GPS Suggestions

Until it broke a few months ago, I used my Ipaq with CoPilot software running on it as a GPS system for my scooter. It looks like it would cost more to fix the Ipaq than it is worth so I am thinking about buying a new GPS. This would be only for use on the scooter so it needs to be small and pretty hardy. I have been looking at the Garmin Nuvi line, especially the 200 since I don't really need anything fancy and that is the lowest cost of that line.

After reading all the reviews I can find, I am more confused than ever. I really like the CoPilot software because it is exactly the same as what I run on my laptop and I am very comfortable with it. Some of the reviews make the Nuvi line sound like it is not nearly as good as what I am used to, but I can't see spending $500+ for another unit.

Do any of my trusty, educated, extremely well versed and technologically gifted readers have any experience with a GPS they would recommend?


  1. I've heard a lot of good things about the Nuvi. I think Devon has one in his Prius.

    I have an older Garmin 2720 which is no good for a scooter. It's the last of the higher priced GPSs. You should be able to get a pretty good one for less than $300 now.

    I also have an old Garmin GPS III but it doesn't have any roads in it. It's good for connecting to a laptop or for use in a boat or off road. I have mounted that on my quad and my Yamaha.

    Bottom line though Garmin has always been very good in my experience. I bought the III probably 10 years or so ago and it still works well.

  2. Take a look at this month's Consumer Reports -- they evaluate lots of GPSs.

    I've been looking at the brand new Garmin Colorado series, though they are probably more useful for off road than for driving. They have 3D perspective of the terrain that you can tilt and rotate. They are a little pricy, though, and my old black and white Garmin eMap still works fine for what I do.

  3. Did you figure out which one you are going to get?

  4. Thanks for the suggestions and the email information as well. I did purchase a Nuvi 200. It was on sale this week at Best Buy for $169. It seems like a fine unit, although not as sophisticated by any means as Co-Pilot which I use on my laptop. The biggest drawback I have found is that it only provides for one way point. I am used to unlimited way points that allow me to tailor my routes to my liking.

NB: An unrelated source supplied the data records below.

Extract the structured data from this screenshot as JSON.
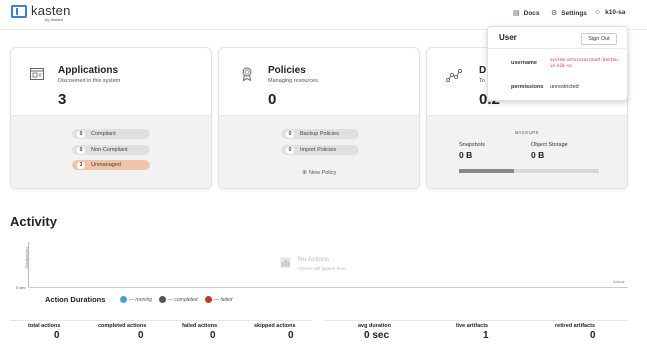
{
  "header": {
    "brand": "kasten",
    "brand_sub": "by Veeam",
    "docs_label": "Docs",
    "settings_label": "Settings",
    "user_label": "k10-sa"
  },
  "applications": {
    "title": "Applications",
    "subtitle": "Discovered in this system",
    "count": "3",
    "compliant": {
      "n": "0",
      "label": "Compliant"
    },
    "non_compliant": {
      "n": "0",
      "label": "Non-Compliant"
    },
    "unmanaged": {
      "n": "3",
      "label": "Unmanaged"
    }
  },
  "policies": {
    "title": "Policies",
    "subtitle": "Managing resources",
    "count": "0",
    "backup": {
      "n": "0",
      "label": "Backup Policies"
    },
    "import": {
      "n": "0",
      "label": "Import Policies"
    },
    "new_label": "New Policy"
  },
  "data": {
    "title": "D",
    "subtitle": "To",
    "count": "0.2",
    "backups_label": "BACKUPS",
    "snapshots_label": "Snapshots",
    "snapshots_value": "0 B",
    "object_storage_label": "Object Storage",
    "object_storage_value": "0 B",
    "usage_fraction": 0.39
  },
  "user_menu": {
    "title": "User",
    "sign_out": "Sign Out",
    "username_label": "username",
    "username_value": "system:serviceaccount:kasten-io:k10-sa",
    "permissions_label": "permissions",
    "permissions_value": "unrestricted"
  },
  "activity": {
    "title": "Activity",
    "y_label": "Duration(sec)",
    "x_zero": "0 sec",
    "x_end": "Actions",
    "empty_title": "No Actions",
    "empty_sub": "Actions will appear here.",
    "durations_title": "Action Durations",
    "legend": [
      {
        "label": "— running",
        "color": "#4a9fd4"
      },
      {
        "label": "— completed",
        "color": "#555555"
      },
      {
        "label": "— failed",
        "color": "#c0392b"
      }
    ]
  },
  "stats": [
    {
      "label": "total actions",
      "value": "0"
    },
    {
      "label": "completed actions",
      "value": "0"
    },
    {
      "label": "failed actions",
      "value": "0"
    },
    {
      "label": "skipped actions",
      "value": "0"
    },
    {
      "label": "avg duration",
      "value": "0 sec"
    },
    {
      "label": "live artifacts",
      "value": "1"
    },
    {
      "label": "retired artifacts",
      "value": "0"
    }
  ]
}
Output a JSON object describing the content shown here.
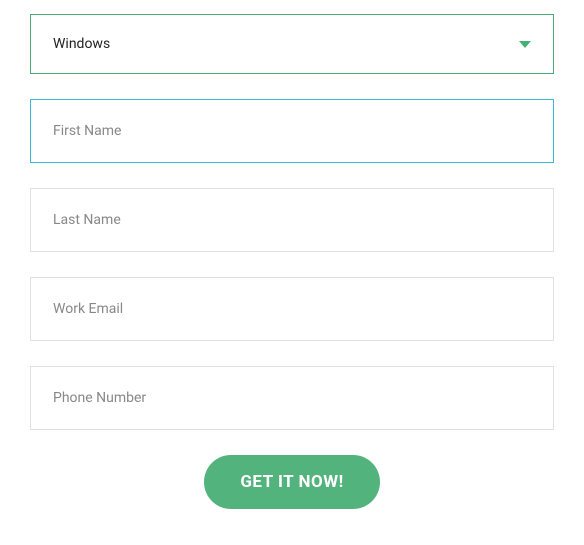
{
  "form": {
    "os_select": {
      "value": "Windows"
    },
    "first_name": {
      "placeholder": "First Name",
      "value": ""
    },
    "last_name": {
      "placeholder": "Last Name",
      "value": ""
    },
    "work_email": {
      "placeholder": "Work Email",
      "value": ""
    },
    "phone_number": {
      "placeholder": "Phone Number",
      "value": ""
    },
    "submit_label": "GET IT NOW!"
  }
}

    I used it on the scooter today and it did a fine job of directing me where it should. I just used industrial strength Velcro to attach it to my bike, but I will need to purchase a good mount that will hold it vertical. I could not read it when the sun was shinning directly on it because the screen is designed to be viewed head on or from slightly above, and I was viewing it from below.

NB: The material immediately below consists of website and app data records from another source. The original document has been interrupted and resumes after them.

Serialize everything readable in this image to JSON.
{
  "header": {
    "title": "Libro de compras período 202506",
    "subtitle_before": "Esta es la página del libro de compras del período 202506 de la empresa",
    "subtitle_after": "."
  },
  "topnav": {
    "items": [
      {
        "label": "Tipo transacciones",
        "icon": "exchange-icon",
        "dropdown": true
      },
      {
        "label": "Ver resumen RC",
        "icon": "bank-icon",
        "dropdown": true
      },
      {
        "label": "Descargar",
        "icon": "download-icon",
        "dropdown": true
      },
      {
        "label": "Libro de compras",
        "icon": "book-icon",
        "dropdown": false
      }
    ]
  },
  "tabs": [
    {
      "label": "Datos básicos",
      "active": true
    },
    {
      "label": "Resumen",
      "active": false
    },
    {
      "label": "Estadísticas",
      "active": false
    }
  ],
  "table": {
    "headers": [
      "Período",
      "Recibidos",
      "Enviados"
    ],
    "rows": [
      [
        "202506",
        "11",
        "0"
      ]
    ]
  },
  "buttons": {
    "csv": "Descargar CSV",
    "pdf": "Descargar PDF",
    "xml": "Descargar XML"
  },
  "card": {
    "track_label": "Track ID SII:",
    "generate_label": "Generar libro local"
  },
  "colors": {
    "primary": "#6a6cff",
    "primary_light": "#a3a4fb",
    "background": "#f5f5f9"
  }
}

  5. That's really weird because the Garmin site says it has 500 waypoints.


  6. Here's what I would suggest for holding your GPS on your bike.


    I have a RAM mount for my GPS III that allows me to put it on either my bike or my quad. It's a ball mount and it holds it really steady and fairly easy to take on and off.

  7. Don -- That is the one I have been planning on getting. Did you get the kind that bolts to the brake fluid reservoir or the clamp for the handle bar or ? Did you have to order it from somewhere or did your cycle shop have it?

  8. I got the one that clamps to the handlebar and I had to order it on the internet.

  9. Thanks for the info. I guess I will order it on the web. In doing some research I have found that a lot of guys with Burgmans are using the RAM ball that mounts with screws or bolts to the plastic over the handlebars. With a decent washer backer it makes a clean and secure installation. I think I will go that way. My handlebars are completely covered with plastic.

    The Garmin specs regarding the number of way points is misleading. They are talking about the number of favorite locations or recently searched destinations that can be stored. When in navigating mode you can only have one destination and one way point or "via" as they call it, active at any time. There is considerable discussion about this in the forums and is generally regarded as the major limitation of this particular GPS.

    A work around to the one way point capability would be to create the waypoints as favorite locations, then select a new via each time you reach one. That essentially would break the whole trip into many smaller trips. It is not something I would want to do while riding, but it would work.